 The definition is not concerned with features. That's up to the diagnosis. >>

> So what constitutes being the common ancestor?

Being the most recent critter which gave rise to all of the anchor taxa,
natch. How can you tell if a particular organism is the MRCA? You can't.


I'm trying to follow this, and I don't think I've simplified the argument.

>From the statements above:
Descendants of a common ancestor are diagnosed by certain characteristics.  [A
newly discovered animal would or would not be considered a reptile based on
whether it has these characteristics.]  The common ancestor is not necessarily
a specific, identified animal.

Therefore, the common ancestor must also be diagnosed by, even deduced from,
the same characteristics.  If the common ancestor is unknown, it cannot be the
starting place for identifying a grouping of animals.

>From this logic, the characteristics, not the ancestor, act as the definition,
the common elements uniting all the members of the set.  
However, the intention of this definition is to avoid having the
characteristics define the set of animals.
Therefore, an additional assumption exists and must be directly associated
with all of the characteristics.  The only type of assumption I can think of
that would unite a set of physical characteristics is that they are for a
single purpose, or related set of purposes.  In other words, an adaptation.

The definition based on common ancestry therefore implicitly identifies a set
of animals which meet the selected set of problems a,b,c... by ...x,y,z.  The
characteristics are (at least the physical aspect of) x, y, and z, and the
definition assumes that we know what a,b,c are.  (In my case, this may be
excessive confidence.)  The presence of a characteristic implies its purpose
and the purpose is the core of the definition.
The purposes selected apparently control classification.

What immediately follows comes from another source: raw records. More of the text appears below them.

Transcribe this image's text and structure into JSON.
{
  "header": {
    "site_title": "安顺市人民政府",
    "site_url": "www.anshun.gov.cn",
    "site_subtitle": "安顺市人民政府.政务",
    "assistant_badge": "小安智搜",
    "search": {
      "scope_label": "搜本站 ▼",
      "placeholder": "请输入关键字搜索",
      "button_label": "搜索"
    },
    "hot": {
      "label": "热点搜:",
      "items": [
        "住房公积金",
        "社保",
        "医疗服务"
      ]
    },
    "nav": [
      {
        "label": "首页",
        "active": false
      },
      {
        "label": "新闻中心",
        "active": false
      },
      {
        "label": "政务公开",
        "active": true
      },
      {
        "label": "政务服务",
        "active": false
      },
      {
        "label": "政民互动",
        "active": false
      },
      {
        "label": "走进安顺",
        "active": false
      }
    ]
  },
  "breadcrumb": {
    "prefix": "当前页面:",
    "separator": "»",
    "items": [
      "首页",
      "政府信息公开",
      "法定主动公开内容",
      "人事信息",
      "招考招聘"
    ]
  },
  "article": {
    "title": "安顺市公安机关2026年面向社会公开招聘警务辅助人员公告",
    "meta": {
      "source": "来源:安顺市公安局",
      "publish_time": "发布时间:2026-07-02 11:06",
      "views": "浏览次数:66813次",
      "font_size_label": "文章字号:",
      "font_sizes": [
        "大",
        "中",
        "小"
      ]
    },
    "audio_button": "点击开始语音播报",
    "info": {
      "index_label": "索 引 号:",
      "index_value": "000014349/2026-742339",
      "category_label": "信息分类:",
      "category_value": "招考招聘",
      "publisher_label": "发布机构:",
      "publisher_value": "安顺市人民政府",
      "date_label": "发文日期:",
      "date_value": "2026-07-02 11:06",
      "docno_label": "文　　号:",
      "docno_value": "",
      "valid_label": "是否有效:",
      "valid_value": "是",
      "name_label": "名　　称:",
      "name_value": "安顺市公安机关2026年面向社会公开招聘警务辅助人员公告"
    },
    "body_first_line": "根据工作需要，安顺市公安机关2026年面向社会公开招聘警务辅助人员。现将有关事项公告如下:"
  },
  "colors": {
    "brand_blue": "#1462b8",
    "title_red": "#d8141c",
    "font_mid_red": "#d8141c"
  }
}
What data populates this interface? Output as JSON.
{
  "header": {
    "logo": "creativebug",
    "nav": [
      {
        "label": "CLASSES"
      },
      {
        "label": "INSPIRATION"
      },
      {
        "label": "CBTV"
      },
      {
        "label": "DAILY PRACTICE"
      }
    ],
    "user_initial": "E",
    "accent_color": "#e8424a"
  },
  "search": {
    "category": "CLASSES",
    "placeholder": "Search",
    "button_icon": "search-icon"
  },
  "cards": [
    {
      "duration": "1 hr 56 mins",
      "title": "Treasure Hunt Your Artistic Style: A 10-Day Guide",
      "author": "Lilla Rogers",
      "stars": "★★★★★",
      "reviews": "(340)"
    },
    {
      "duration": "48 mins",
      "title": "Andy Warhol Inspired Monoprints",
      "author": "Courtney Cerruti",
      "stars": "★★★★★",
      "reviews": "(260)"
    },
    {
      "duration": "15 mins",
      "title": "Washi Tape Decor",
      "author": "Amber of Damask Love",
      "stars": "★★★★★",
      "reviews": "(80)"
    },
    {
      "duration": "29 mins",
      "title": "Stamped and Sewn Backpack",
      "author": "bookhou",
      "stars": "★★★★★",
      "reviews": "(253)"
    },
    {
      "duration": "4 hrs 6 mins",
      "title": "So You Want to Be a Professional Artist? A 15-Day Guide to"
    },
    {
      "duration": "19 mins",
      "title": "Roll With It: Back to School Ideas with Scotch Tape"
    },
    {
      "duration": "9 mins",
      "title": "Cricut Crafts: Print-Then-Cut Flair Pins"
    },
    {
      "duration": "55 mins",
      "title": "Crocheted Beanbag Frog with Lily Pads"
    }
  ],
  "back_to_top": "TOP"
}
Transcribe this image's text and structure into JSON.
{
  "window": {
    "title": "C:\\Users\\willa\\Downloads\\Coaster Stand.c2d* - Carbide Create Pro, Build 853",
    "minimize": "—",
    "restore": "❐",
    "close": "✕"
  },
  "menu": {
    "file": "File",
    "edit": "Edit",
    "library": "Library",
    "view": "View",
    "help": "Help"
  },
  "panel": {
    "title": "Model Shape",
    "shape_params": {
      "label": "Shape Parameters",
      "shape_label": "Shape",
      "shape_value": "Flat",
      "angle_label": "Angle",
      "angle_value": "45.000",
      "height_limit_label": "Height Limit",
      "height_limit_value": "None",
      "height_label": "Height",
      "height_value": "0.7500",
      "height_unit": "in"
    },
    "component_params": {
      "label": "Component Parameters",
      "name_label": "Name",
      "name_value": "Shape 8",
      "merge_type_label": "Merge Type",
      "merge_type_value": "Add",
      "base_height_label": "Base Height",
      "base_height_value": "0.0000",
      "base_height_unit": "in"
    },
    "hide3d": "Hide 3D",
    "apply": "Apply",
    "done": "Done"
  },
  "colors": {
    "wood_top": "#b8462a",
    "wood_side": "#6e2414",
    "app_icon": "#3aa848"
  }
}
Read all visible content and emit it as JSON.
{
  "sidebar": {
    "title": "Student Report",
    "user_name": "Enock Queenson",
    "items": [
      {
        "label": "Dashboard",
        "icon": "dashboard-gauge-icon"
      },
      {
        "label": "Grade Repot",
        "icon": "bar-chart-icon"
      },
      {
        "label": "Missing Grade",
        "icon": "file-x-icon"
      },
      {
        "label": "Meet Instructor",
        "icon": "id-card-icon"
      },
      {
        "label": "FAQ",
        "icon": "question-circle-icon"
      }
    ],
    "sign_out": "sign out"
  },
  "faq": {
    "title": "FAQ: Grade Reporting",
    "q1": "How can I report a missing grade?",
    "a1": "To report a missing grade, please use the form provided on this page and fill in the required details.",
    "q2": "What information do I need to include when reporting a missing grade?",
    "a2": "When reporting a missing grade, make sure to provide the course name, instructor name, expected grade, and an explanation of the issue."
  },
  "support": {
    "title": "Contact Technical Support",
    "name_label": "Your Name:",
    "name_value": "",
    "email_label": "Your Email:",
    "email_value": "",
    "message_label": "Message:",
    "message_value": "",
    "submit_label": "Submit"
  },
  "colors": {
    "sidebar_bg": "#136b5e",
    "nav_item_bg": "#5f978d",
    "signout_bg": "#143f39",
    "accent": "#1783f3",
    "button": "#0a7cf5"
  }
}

I suspect that I'm missing something, logical, but missing something.